Brattle principal Jürgen Weiss has authored a report that examines and outlines the main lessons learned from solar PV energy support in Germany over the last ten years. Prepared for the Solar Energy Industries Association (SEIA), Dr. Weiss’ report finds that even with some faults that are in the process of being corrected, the German solar support program has proven relatively successful, given Germany’s overall commitment to significantly and rapidly expanding renewable energy production.

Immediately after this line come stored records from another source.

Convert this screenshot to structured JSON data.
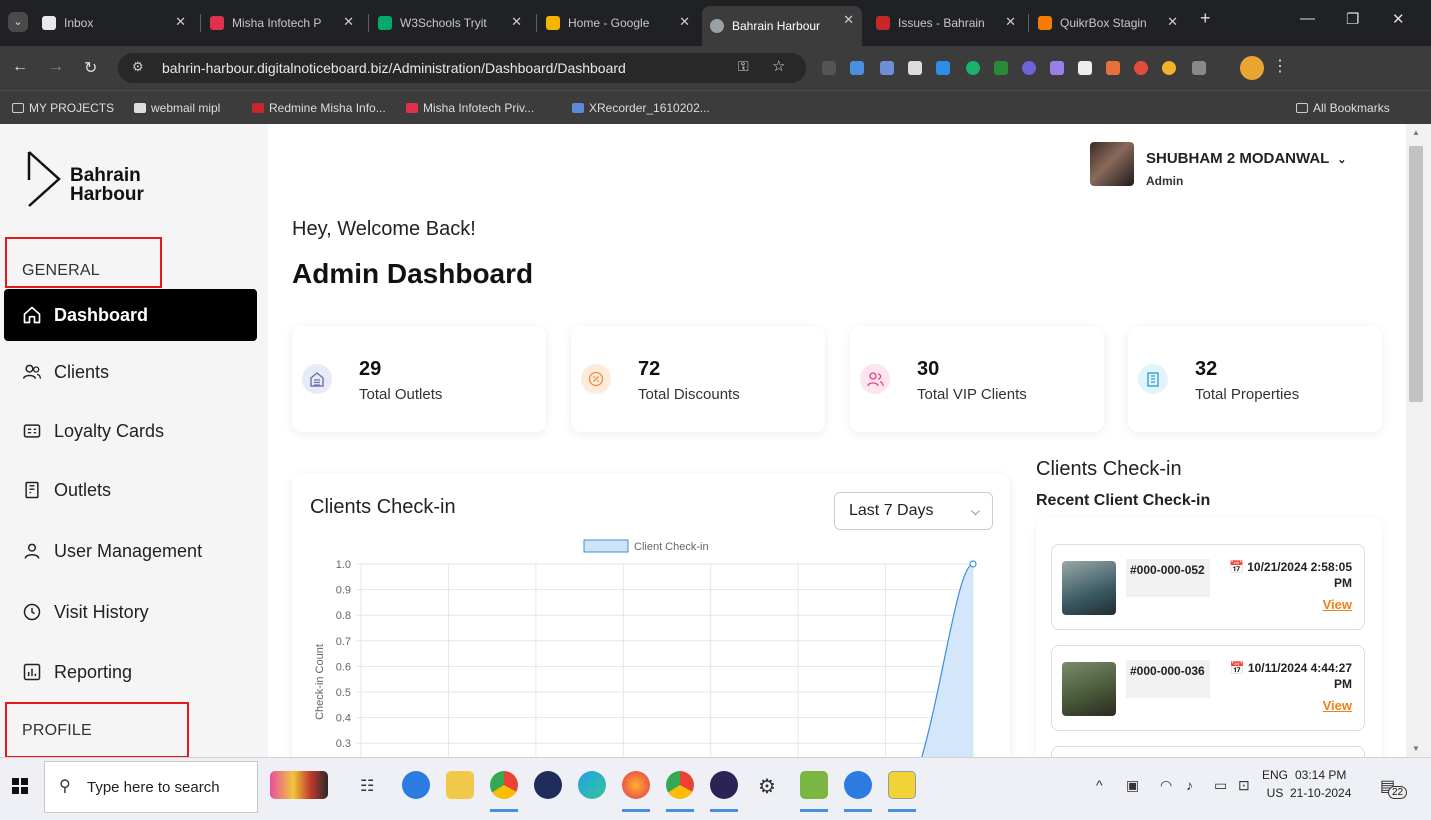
{
  "browser": {
    "tabs": [
      {
        "label": "Inbox",
        "color": "#e9e9e9"
      },
      {
        "label": "Misha Infotech P",
        "color": "#e0314b"
      },
      {
        "label": "W3Schools Tryit",
        "color": "#04aa6d"
      },
      {
        "label": "Home - Google",
        "color": "#f4b400"
      },
      {
        "label": "Bahrain Harbour",
        "color": "#9aa0a6"
      },
      {
        "label": "Issues - Bahrain",
        "color": "#c62828"
      },
      {
        "label": "QuikrBox Stagin",
        "color": "#f57c00"
      }
    ],
    "url": "bahrin-harbour.digitalnoticeboard.biz/Administration/Dashboard/Dashboard",
    "bookmarks": [
      {
        "label": "MY PROJECTS"
      },
      {
        "label": "webmail mipl"
      },
      {
        "label": "Redmine Misha Info..."
      },
      {
        "label": "Misha Infotech Priv..."
      },
      {
        "label": "XRecorder_1610202..."
      }
    ],
    "all_bookmarks": "All Bookmarks"
  },
  "sidebar": {
    "logo_line1": "Bahrain",
    "logo_line2": "Harbour",
    "general_label": "GENERAL",
    "items": [
      {
        "label": "Dashboard",
        "icon": "home-icon"
      },
      {
        "label": "Clients",
        "icon": "users-icon"
      },
      {
        "label": "Loyalty Cards",
        "icon": "card-icon"
      },
      {
        "label": "Outlets",
        "icon": "outlet-icon"
      },
      {
        "label": "User Management",
        "icon": "user-icon"
      },
      {
        "label": "Visit History",
        "icon": "clock-icon"
      },
      {
        "label": "Reporting",
        "icon": "chart-icon"
      }
    ],
    "profile_label": "PROFILE"
  },
  "header": {
    "user_name": "SHUBHAM 2 MODANWAL",
    "user_role": "Admin"
  },
  "main": {
    "welcome": "Hey, Welcome Back!",
    "title": "Admin Dashboard",
    "stats": [
      {
        "value": "29",
        "label": "Total Outlets",
        "color": "#e8ebf7",
        "icon": "building-icon"
      },
      {
        "value": "72",
        "label": "Total Discounts",
        "color": "#fdebdc",
        "icon": "discount-icon"
      },
      {
        "value": "30",
        "label": "Total VIP Clients",
        "color": "#fde4ef",
        "icon": "vip-icon"
      },
      {
        "value": "32",
        "label": "Total Properties",
        "color": "#e2f4fb",
        "icon": "property-icon"
      }
    ],
    "chart_title": "Clients Check-in",
    "range": "Last 7 Days"
  },
  "chart_data": {
    "type": "area",
    "series": [
      {
        "name": "Client Check-in",
        "values": [
          0,
          0,
          0,
          0,
          0,
          0,
          0,
          1
        ]
      }
    ],
    "ylabel": "Check-in Count",
    "ylim": [
      0,
      1
    ],
    "yticks": [
      "1.0",
      "0.9",
      "0.8",
      "0.7",
      "0.6",
      "0.5",
      "0.4",
      "0.3"
    ],
    "color": "#3a8fe0",
    "legend": "top"
  },
  "checkin": {
    "title": "Clients Check-in",
    "subtitle": "Recent Client Check-in",
    "items": [
      {
        "id": "#000-000-052",
        "date": "10/21/2024 2:58:05 PM",
        "view": "View",
        "color": "#3b5a64"
      },
      {
        "id": "#000-000-036",
        "date": "10/11/2024 4:44:27 PM",
        "view": "View",
        "color": "#4a5a3a"
      }
    ]
  },
  "taskbar": {
    "search_placeholder": "Type here to search",
    "lang_top": "ENG",
    "lang_bottom": "US",
    "time": "03:14 PM",
    "date": "21-10-2024",
    "notifications": "22"
  }
}
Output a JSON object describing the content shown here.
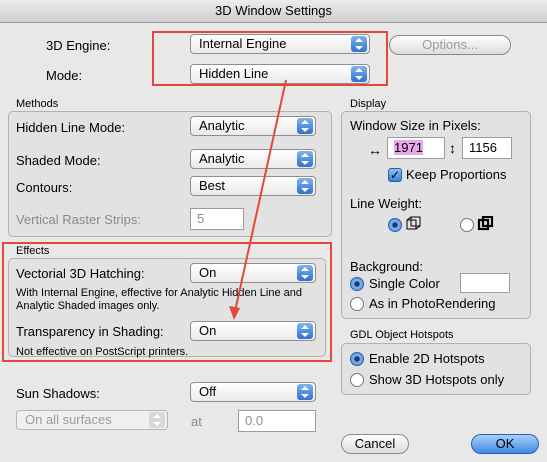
{
  "window": {
    "title": "3D Window Settings"
  },
  "engine": {
    "engine_label": "3D Engine:",
    "engine_value": "Internal Engine",
    "options_button": "Options...",
    "mode_label": "Mode:",
    "mode_value": "Hidden Line"
  },
  "methods": {
    "title": "Methods",
    "hidden_line_mode_label": "Hidden Line Mode:",
    "hidden_line_mode_value": "Analytic",
    "shaded_mode_label": "Shaded Mode:",
    "shaded_mode_value": "Analytic",
    "contours_label": "Contours:",
    "contours_value": "Best",
    "raster_label": "Vertical Raster Strips:",
    "raster_value": "5"
  },
  "effects": {
    "title": "Effects",
    "hatching_label": "Vectorial 3D Hatching:",
    "hatching_value": "On",
    "hatching_note": "With Internal Engine, effective for Analytic Hidden Line and Analytic Shaded images only.",
    "transparency_label": "Transparency in Shading:",
    "transparency_value": "On",
    "transparency_note": "Not effective on PostScript printers."
  },
  "shadows": {
    "label": "Sun Shadows:",
    "value": "Off",
    "surfaces_value": "On all surfaces",
    "at_label": "at",
    "at_value": "0.0"
  },
  "display": {
    "title": "Display",
    "window_size_label": "Window Size in Pixels:",
    "width_value": "1971",
    "height_value": "1156",
    "width_icon": "↔",
    "height_icon": "↕",
    "keep_proportions": "Keep Proportions",
    "line_weight_label": "Line Weight:",
    "background_label": "Background:",
    "single_color": "Single Color",
    "photorendering": "As in PhotoRendering"
  },
  "hotspots": {
    "title": "GDL Object Hotspots",
    "enable_2d": "Enable 2D Hotspots",
    "show_3d": "Show 3D Hotspots only"
  },
  "buttons": {
    "cancel": "Cancel",
    "ok": "OK"
  },
  "colors": {
    "annotation_red": "#e2483b",
    "accent_blue": "#3f8be4",
    "highlight_magenta": "#e6a8e8"
  }
}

Recent reports about the rising cost of Germany’s feed-in tariffs (FITs) for solar PV, along with the resulting reform efforts, have caused some to view Germany’s system as a poor model for other countries to follow. In his report, Dr. Weiss argues that while the costs of Germany’s renewable program have been significant, and its success has led to penetration levels of renewable energy sources high enough to require modifications to both the renewable program itself and to overall electricity market design, Germany’s program has been successful in its goal of “de-fossilizing” Germany’s electricity sector.
The report also finds that while the costs of electricity to most end use customers have increased, the size of the renewables levy paid by customers is an incomplete, and likely exaggerated, measure of the cost of the program to consumers. Additionally, exemptions for trade-sensitive and energy-intensive industries have allowed electricity costs for large industrial users in trade-sensitive industries to remain in line or even below those faced by European competitors, and thus have aided to maintaining the country’s strong competitive position.

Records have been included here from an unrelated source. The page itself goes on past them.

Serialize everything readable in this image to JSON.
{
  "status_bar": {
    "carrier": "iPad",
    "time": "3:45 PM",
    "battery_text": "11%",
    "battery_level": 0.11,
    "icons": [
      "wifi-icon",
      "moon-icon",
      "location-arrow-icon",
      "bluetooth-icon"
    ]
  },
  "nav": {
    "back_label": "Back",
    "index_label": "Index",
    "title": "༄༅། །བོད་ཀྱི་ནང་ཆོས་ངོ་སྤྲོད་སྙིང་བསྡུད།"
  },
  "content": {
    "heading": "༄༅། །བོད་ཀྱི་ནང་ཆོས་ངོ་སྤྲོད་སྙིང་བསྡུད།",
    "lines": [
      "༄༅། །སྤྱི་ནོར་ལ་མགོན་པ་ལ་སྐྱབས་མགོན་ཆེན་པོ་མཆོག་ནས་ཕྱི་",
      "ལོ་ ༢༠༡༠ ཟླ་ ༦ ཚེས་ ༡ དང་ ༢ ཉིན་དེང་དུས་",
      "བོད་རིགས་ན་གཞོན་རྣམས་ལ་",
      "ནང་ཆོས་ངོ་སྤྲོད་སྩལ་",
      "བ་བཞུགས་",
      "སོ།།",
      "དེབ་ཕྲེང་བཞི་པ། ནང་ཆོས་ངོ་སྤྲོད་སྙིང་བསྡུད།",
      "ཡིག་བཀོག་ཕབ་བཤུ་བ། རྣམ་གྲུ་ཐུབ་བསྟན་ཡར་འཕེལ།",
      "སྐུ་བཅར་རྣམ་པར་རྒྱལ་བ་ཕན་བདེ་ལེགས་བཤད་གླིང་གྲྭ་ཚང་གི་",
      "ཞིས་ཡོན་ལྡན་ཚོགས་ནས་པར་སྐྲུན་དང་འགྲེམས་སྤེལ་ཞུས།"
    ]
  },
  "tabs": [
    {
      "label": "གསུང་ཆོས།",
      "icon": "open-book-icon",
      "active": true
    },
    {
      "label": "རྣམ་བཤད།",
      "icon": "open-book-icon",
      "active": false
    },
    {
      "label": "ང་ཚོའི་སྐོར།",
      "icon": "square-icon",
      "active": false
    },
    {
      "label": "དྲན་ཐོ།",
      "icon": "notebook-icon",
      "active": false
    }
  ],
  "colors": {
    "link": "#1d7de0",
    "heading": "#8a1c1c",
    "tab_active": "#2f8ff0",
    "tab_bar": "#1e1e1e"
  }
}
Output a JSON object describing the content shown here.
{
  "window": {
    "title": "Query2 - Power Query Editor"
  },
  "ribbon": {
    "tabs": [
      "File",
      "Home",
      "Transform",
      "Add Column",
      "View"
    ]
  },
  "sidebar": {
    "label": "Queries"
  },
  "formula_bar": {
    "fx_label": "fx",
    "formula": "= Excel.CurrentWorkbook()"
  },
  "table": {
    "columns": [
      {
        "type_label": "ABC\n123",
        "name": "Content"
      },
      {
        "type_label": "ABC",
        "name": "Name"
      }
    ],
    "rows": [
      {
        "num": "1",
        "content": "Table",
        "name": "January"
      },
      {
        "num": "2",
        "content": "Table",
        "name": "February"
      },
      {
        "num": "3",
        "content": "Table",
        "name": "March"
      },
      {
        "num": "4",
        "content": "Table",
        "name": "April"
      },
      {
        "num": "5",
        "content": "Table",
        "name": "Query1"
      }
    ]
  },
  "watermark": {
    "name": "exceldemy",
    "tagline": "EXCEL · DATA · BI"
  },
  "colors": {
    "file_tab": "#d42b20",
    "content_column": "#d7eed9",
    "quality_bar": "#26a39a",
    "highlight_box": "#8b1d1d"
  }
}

In his report, Dr. Weiss provides a set of key lessons from the Germany experience that can be applied to other countries’ renewable energy frameworks. Dr. Weiss concludes that Germany’s system of FITs for solar PV have allowed the country to increase the share of solar PV in its energy mix significantly while avoiding the catastrophic boom-bust cycles experienced elsewhere. The cost increases under the program are essentially caused by 3-4 years of PV installations far in excess of expectations, and a FIT design not allowing for faster FIT reductions in response to installations above expectations, something that can be avoided with a better FIT design – and something that is being addressed in Germany now.

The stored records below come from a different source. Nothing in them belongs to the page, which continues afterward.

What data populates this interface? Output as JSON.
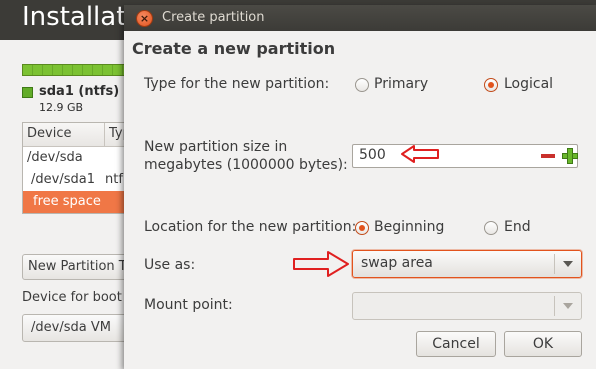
{
  "background": {
    "title": "Installation",
    "disk": {
      "name": "sda1 (ntfs)",
      "size": "12.9 GB"
    },
    "table": {
      "headers": [
        "Device",
        "Typ"
      ],
      "rows": [
        {
          "device": "/dev/sda",
          "type": ""
        },
        {
          "device": "/dev/sda1",
          "type": "ntf"
        },
        {
          "device": "free space",
          "type": ""
        }
      ]
    },
    "new_partition_button": "New Partition T",
    "bootloader_label": "Device for boot",
    "bootloader_value": "/dev/sda   VM"
  },
  "dialog": {
    "title": "Create partition",
    "close_icon": "close-icon",
    "heading": "Create a new partition",
    "type": {
      "label": "Type for the new partition:",
      "options": [
        "Primary",
        "Logical"
      ],
      "selected": "Logical"
    },
    "size": {
      "label_line1": "New partition size in",
      "label_line2": "megabytes (1000000 bytes):",
      "value": "500"
    },
    "location": {
      "label": "Location for the new partition:",
      "options": [
        "Beginning",
        "End"
      ],
      "selected": "Beginning"
    },
    "use_as": {
      "label": "Use as:",
      "value": "swap area"
    },
    "mount_point": {
      "label": "Mount point:",
      "value": ""
    },
    "buttons": {
      "cancel": "Cancel",
      "ok": "OK"
    }
  },
  "colors": {
    "accent": "#e2531d",
    "selection": "#f07746",
    "titlebar": "#3c3b37",
    "annotation_arrow": "#e02020"
  }
}
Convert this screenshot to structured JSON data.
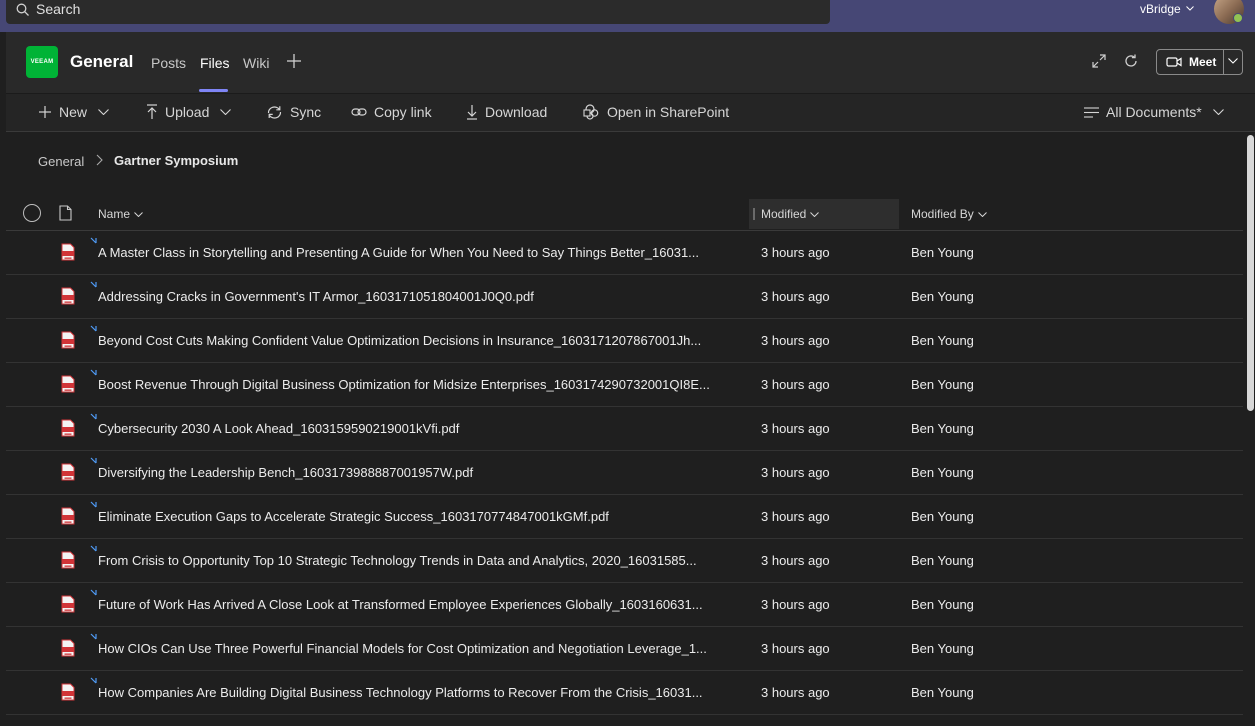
{
  "topbar": {
    "search_placeholder": "Search",
    "org_name": "vBridge"
  },
  "channel": {
    "team_logo_text": "VEEAM",
    "title": "General",
    "tabs": [
      {
        "label": "Posts"
      },
      {
        "label": "Files",
        "active": true
      },
      {
        "label": "Wiki"
      }
    ],
    "meet_label": "Meet"
  },
  "commands": {
    "new": "New",
    "upload": "Upload",
    "sync": "Sync",
    "copy_link": "Copy link",
    "download": "Download",
    "open_sharepoint": "Open in SharePoint",
    "view": "All Documents*"
  },
  "breadcrumb": {
    "root": "General",
    "current": "Gartner Symposium"
  },
  "columns": {
    "name": "Name",
    "modified": "Modified",
    "modified_by": "Modified By"
  },
  "files": [
    {
      "name": "A Master Class in Storytelling and Presenting A Guide for When You Need to Say Things Better_16031...",
      "modified": "3 hours ago",
      "modified_by": "Ben Young"
    },
    {
      "name": "Addressing Cracks in Government's IT Armor_1603171051804001J0Q0.pdf",
      "modified": "3 hours ago",
      "modified_by": "Ben Young"
    },
    {
      "name": "Beyond Cost Cuts Making Confident Value Optimization Decisions in Insurance_1603171207867001Jh...",
      "modified": "3 hours ago",
      "modified_by": "Ben Young"
    },
    {
      "name": "Boost Revenue Through Digital Business Optimization for Midsize Enterprises_1603174290732001QI8E...",
      "modified": "3 hours ago",
      "modified_by": "Ben Young"
    },
    {
      "name": "Cybersecurity 2030 A Look Ahead_1603159590219001kVfi.pdf",
      "modified": "3 hours ago",
      "modified_by": "Ben Young"
    },
    {
      "name": "Diversifying the Leadership Bench_1603173988887001957W.pdf",
      "modified": "3 hours ago",
      "modified_by": "Ben Young"
    },
    {
      "name": "Eliminate Execution Gaps to Accelerate Strategic Success_1603170774847001kGMf.pdf",
      "modified": "3 hours ago",
      "modified_by": "Ben Young"
    },
    {
      "name": "From Crisis to Opportunity Top 10 Strategic Technology Trends in Data and Analytics, 2020_16031585...",
      "modified": "3 hours ago",
      "modified_by": "Ben Young"
    },
    {
      "name": "Future of Work Has Arrived A Close Look at Transformed Employee Experiences Globally_1603160631...",
      "modified": "3 hours ago",
      "modified_by": "Ben Young"
    },
    {
      "name": "How CIOs Can Use Three Powerful Financial Models for Cost Optimization and Negotiation Leverage_1...",
      "modified": "3 hours ago",
      "modified_by": "Ben Young"
    },
    {
      "name": "How Companies Are Building Digital Business Technology Platforms to Recover From the Crisis_16031...",
      "modified": "3 hours ago",
      "modified_by": "Ben Young"
    }
  ],
  "colors": {
    "topbar": "#464775",
    "accent": "#7f85f5",
    "pdf_icon": "#d13438",
    "logo": "#00b336"
  }
}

The report, “Solar Energy Support in Germany: A Closer Look” can be downloaded below.